I have been doing sales since I was 12 so it safe to say that sales has been my whole life, I have over 17 years of experience in sales so far everything from selling door to door Verizon Fios when I was in college to Software sales selling to financial services, big pharma, Fortune 1000, local businesses…the list goes on.
I am very active in the sales forums and regularly participate in these types of discussions and consume my fair share of sales podcasts and webinars/books.
I think there are 5 main traits that amazing sales people have. Let me know if you guys agree or disagree with me.
1.Being a great active listener. Great sales people can read in between the lines and really be able to figure out the pain points without people having to say it outright.
2.Being a challenger- or getting people to think differently than what they are currently doing. Salespeople ask questions that really dig deep to see what they currently like about their current solution, what they can do better, what type of a relationship they have so when things aren’t going well, you would be the first person they call.
The challenger really is not afraid to ask the hard questions, how much are you currently spending on your current provider? How much longer until the contract is over? Who the decision makers on this process? What challenges do you foresee? What did you find valuable about our presentation or discovery call? What are your objections? What concerns do you have?
Are all of your concerns addressed? Who else would have to sign off on this? When do you ideally want to be fully up and running/implemented by? What does your technology roadmap look like and how can we fit in? What is your budget? Do you have any wiggle room on that?
What are the drivers? What other departments have to get involved? You get it the list goes on.
3.Having a great deal of self-awareness- knowing your strengths and leveraging resources/partners, technical resources to be able to help you with the things you do not know. (offsetting your weaknesses)
For instance, in a highly technical sale being able to leverage the sales engineers and management team depending on how large of a deal it is if you are not sure how to approach a new situation. Being resourceful is such a valuable and underrated skill.

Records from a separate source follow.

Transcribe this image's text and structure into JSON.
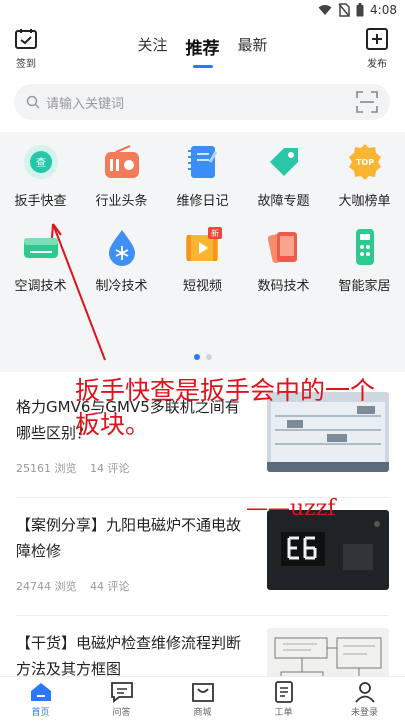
{
  "status_bar": {
    "time": "4:08"
  },
  "header": {
    "checkin_label": "签到",
    "post_label": "发布",
    "tabs": [
      {
        "label": "关注"
      },
      {
        "label": "推荐"
      },
      {
        "label": "最新"
      }
    ],
    "active_tab": "推荐"
  },
  "search": {
    "placeholder": "请输入关键词"
  },
  "grid": {
    "items": [
      {
        "label": "扳手快查",
        "icon": "search-query-icon"
      },
      {
        "label": "行业头条",
        "icon": "radio-icon"
      },
      {
        "label": "维修日记",
        "icon": "notebook-icon"
      },
      {
        "label": "故障专题",
        "icon": "tag-icon"
      },
      {
        "label": "大咖榜单",
        "icon": "top-badge-icon"
      },
      {
        "label": "空调技术",
        "icon": "air-conditioner-icon"
      },
      {
        "label": "制冷技术",
        "icon": "snowflake-drop-icon"
      },
      {
        "label": "短视频",
        "icon": "video-icon"
      },
      {
        "label": "数码技术",
        "icon": "phone-icon"
      },
      {
        "label": "智能家居",
        "icon": "remote-control-icon"
      }
    ],
    "top_badge": "TOP",
    "new_badge": "新"
  },
  "feed": [
    {
      "title": "格力GMV6与GMV5多联机之间有哪些区别？",
      "views": "25161 浏览",
      "comments": "14 评论"
    },
    {
      "title": "【案例分享】九阳电磁炉不通电故障检修",
      "views": "24744 浏览",
      "comments": "44 评论"
    },
    {
      "title": "【干货】电磁炉检查维修流程判断方法及其方框图",
      "views": "",
      "comments": ""
    }
  ],
  "annotation": {
    "text": "扳手快查是扳手会中的一个板块。",
    "signature": "——uzzf"
  },
  "tabbar": [
    {
      "label": "首页",
      "icon": "home-icon"
    },
    {
      "label": "问答",
      "icon": "chat-icon"
    },
    {
      "label": "商城",
      "icon": "shop-icon"
    },
    {
      "label": "工单",
      "icon": "ticket-icon"
    },
    {
      "label": "未登录",
      "icon": "user-icon"
    }
  ],
  "colors": {
    "accent": "#2979ff",
    "annotation": "#e0121b",
    "grid_bg": "#f4f5f7"
  }
}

In today’s world, if you think about it, you can literally google anything so the technical knowledge does not apply as much as just being able to leverage your connections and network to help you out can mean a lot in 2017. The relationships are more important than what you know. Of course, having a great growth mindset is extremely important but knowing how to leverage people such as what Dale Carnegie alway says is even more valuable.
Especially if you are a giver and you are always adding value to everyone’s lives you touch, people will never hesitate to help you out.
- Getting feedback and implementing it. You can always become better at something, all of the amazing sales people I know are great at being able to have others critique their style and sales techniques and still be original but at the same time tweak things and be super adaptable.
Being able to roll with the punches is really important. Things come up and if you are not able to think quickly on your feet. Change is evitable. There are changes everwhere and if you are reluctant to change you are going to be left in the dust. That’s why you always have to stay on top of trends and skillsets because what might be relevant one day is going to change a month later.
- Preparing and really doing your due diligence. Preparation is so important, really figuring out who the key players and knowing the ins and outs of your prospect’s business. Understanding their business model and how you software or service can impact the business’s key performance indicators. If there is no driver, there is no point in even meeting with them.
That is why you have to be able to get all of the questions figured out so that you are not wasting each other’s times. This takes time and patience. Because trust takes time and so does building a relationship. Truly understanding a person’s needs really takes all of the skills mentioned above combined to add value and be able to create a driver big enough for change.